The News-Press gets a tour of the fast and futuristic ship before Saturday’s commissioning
The USS Santa Barbara and the city of Santa Barbara share more than just a name.
“Resilient and Determined” reads the USS Santa Barbara’s banner, signifying the motto of the littoral combat ship’s crew. Arguably that slogan rings equally true for Santa Barbara, a city with a proud history.
On Saturday morning at the naval base in Port Hueneme, the USS Santa Barbara will be commissioned, officially placing the ship and its crew as ready for active service. And after five years of anticipation, the crew is ecstatic to show off their ship to the world. The News-Press was among the media who toured the ship Thursday at Naval Base Ventura County.
“It’s like getting ready for a wedding,” said Lt. Ada Willis, the public affairs officer, describing the crew’s excitement.
A littoral combat ship is a relatively smaller vessel, optimizing speed and agility. It also has a bigger flight deck, allowing the ship to store and use various vehicles such as helicopters, giving the ship and its crew more flexibility, increasing the potential capabilities of the ship.
Littoral combat ships have two variants, the Freedom variant and the Independence variant. The USS Santa Barbara is of the Independence variant, giving its body a unique triangular shape, making this class of ship easily identifiable.
From above, the sleekness and shape of an Independence-class littoral combat ship almost looks like a bird gliding in the water, waiting to spread its wings.
From the ground, the shape and sleekness of the ship almost makes it look like a spaceship, invoking a futuristic aesthetic. Add to that Lt. Willis’ description that entering the ship, especially for the first time, is like entering a different world.
The futuristic, or space-like, feel continues when you enter the quarter deck — and see the silver-covered interior — which is from the fire retardant covering that wraps most of the ship’s interior — and the various big machinery throughout the mission bay, such as the ship’s crane system.
However, the USS Santa Barbara is not just futuristic looking. The Navy noted the ship has some of the most advanced equipment and systems — even integrating manned and unmanned equipment and vehicles — prioritizing the efficiency and safety of the ship and its crew.
The Navy said the USS Santa Barbara is so efficient that it only needs about a third of the crew that a typical naval vessel would need, but this means that each crew member is doing the work of about three to four people. That speaks to not just the efficiency of the crew members but also their resilience and determination.
Executive Officer Paul Richardson said that one thing that the USS Santa Barbara got “incredibly right” is the training pipeline, which is very rigorous. And for good reason.
For instance, the officer of the deck must be able to monitor and process about 10 screens to ensure safe passage and clear communications. This writer got to sit in the officer of the deck’s chair, and all of the information is overwhelming if you are untrained.

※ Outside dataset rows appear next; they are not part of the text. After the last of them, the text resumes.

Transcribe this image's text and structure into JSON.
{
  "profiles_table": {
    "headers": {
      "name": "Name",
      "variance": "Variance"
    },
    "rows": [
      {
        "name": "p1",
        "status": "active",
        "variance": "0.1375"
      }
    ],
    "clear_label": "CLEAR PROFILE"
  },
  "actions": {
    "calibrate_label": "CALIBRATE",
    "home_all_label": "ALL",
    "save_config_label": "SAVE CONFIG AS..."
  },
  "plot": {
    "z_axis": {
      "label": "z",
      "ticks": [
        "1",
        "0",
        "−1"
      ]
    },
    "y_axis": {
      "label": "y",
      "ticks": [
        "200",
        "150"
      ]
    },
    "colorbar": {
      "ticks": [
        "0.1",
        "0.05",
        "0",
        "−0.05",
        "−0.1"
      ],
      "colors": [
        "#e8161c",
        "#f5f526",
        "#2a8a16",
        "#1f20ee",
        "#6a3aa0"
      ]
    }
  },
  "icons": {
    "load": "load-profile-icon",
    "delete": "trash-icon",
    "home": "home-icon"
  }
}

With all of the advanced capabilities of ICLCS, it is hard to not wonder if there is any rivalry between these ships and the other naval vessels, such as destroyers and cruisers.
When asked about a friendly rivalry between ships, all Commanding Officer Brian Sparks had to say is “(We) can settle any talk of rivalry with a speed race,” which the USS Santa Barbara would probably win.
An ICLCS has a full speed of 40-plus knots and can stop from full speed in only 600 yards, and according to Commanding Officer Sparks, the USS Santa Barbara “can spin around on a dime.”
Another interesting aspect of the USS Santa Barbara is that it’s easy to forget you’re on a ship.
A big part of this is because the USS Santa Barbara was designed with the sailors in mind. Although people still have to watch their step and watch their head in certain places, the USS Santa Barbara does not feel as cramped as you might expect. You can even walk through most of the hallways without fear of walking into something.
There are even some places for the sailors to sit during their watches (which is unusual for naval vessels). And there is a ship store that sells USS Santa Barbara merchandise, such as hats and snacks like honey buns and energy drinks.
Command Senior Chief Rose Thibodeaux emphasized these creature comforts may seem small, but they are very important for sailors wanting to keep their sanity during deployment, which can last for up to six months before a break.
This is where the Navy’s MWR program is very important. Standing for Morale, Welfare and Recreation, MWR provides various activities for the soldiers to enjoy.
Whether it’s providing board games or cornhole for leisure time, or providing exercise and weightlifting equipment to help the sailors stay in peak physical form, MWR provides a needed sense of normality.
Although the USS Santa Barbara’s story is just beginning, she is the product of countless hours of work and training put in by her engineers and crew. Like the city of Santa Barbara, the new ship is showing its resilience and determination.